Many of the materials used to create impervious surfaces also contain pollutants themselves. Asphalt, for example, contains coal tar pitch, a well-known carcinogen. A study published in Water Science and Technology revealed that runoff from streets and roofs contributed around 50-80% of the cadmium, copper, lead and zinc measured in the flow of Swiss sewer systems.

All of these toxins–besides posing a grave threat to the environment–could also damage human health. That threat is compounded by the problem of flash flooding caused by heavy rainfall in urban areas. The amount of storm runoff from an acre of pavement can be 10 to 20 times that of an acre of grassland. This massive volume of water cannot infiltrate back into the ground through concrete or asphalt, so it accumulates and flows faster, with high-velocity runoff often rushing into surrounding streams and rivers and rapidly raising their water levels. If the buildup of water overflows the riverbank, it can cascade onto roadways, where more than 50% of flash flood deaths occur.

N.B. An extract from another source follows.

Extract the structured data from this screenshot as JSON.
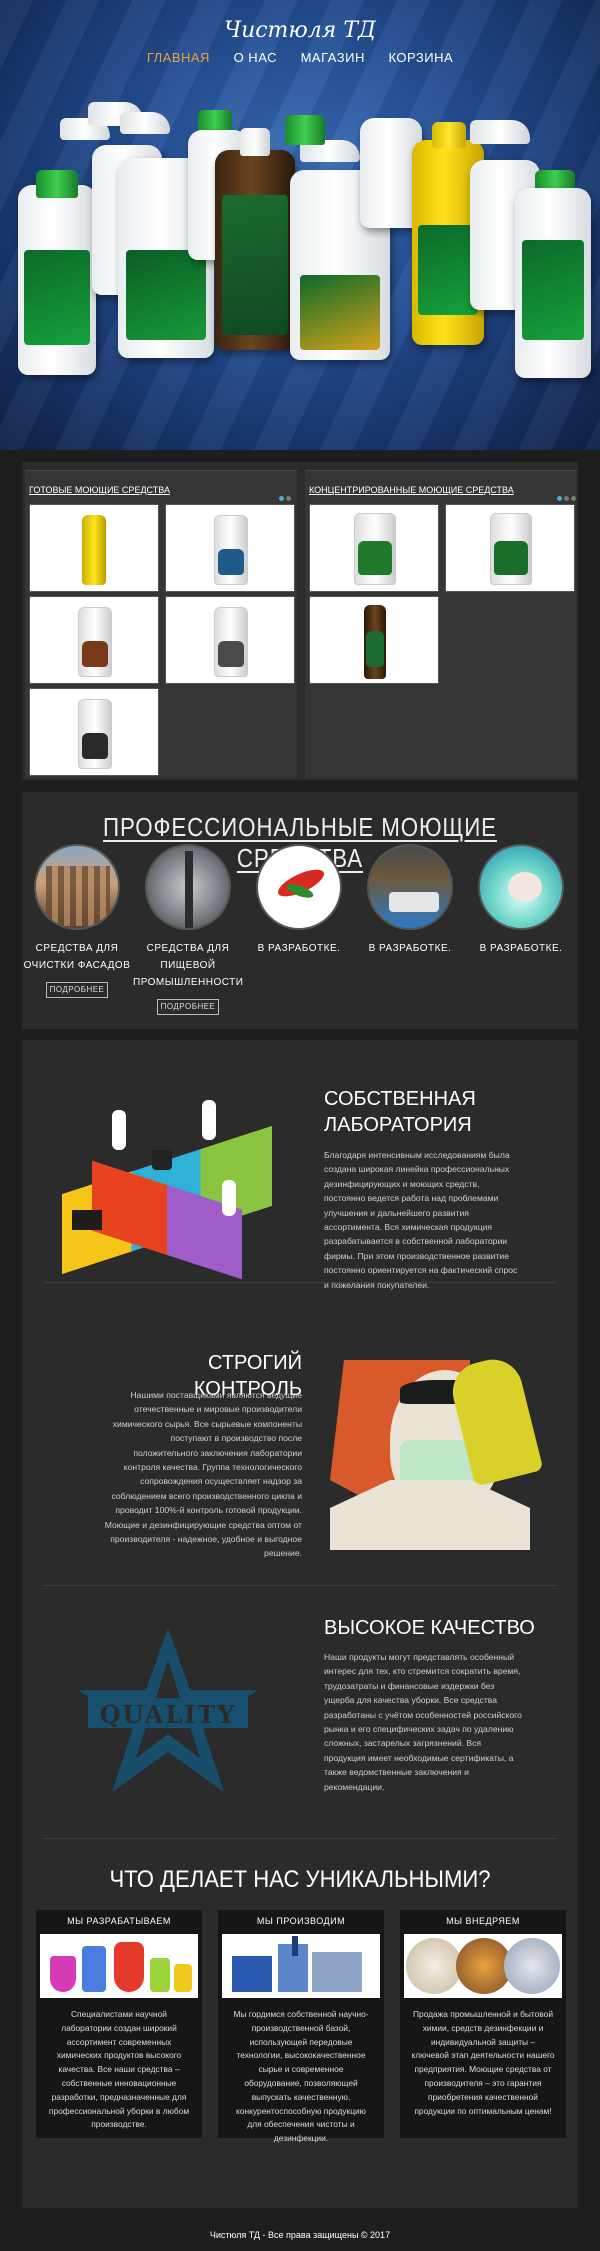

Solutions to impervious surfaces do exist, however. One promising alternative is porous asphalt, which provides the same level of surface solidity and safety as traditional asphalt, but is permeable enough to allow stormwater to filter down into the soil below. Rain gardens, or small landscape installations that slope toward a permeable central drainage area, can also provide rainwater a route underground. Nearly 10% of all German buildings employ green roofs–roofs covered with a layer of soil and vegetation–to catch and control runoff. Not only is the technique now being taught in schools of architecture, but the trend is also catching on in Chicago, Portland, and several other US cities.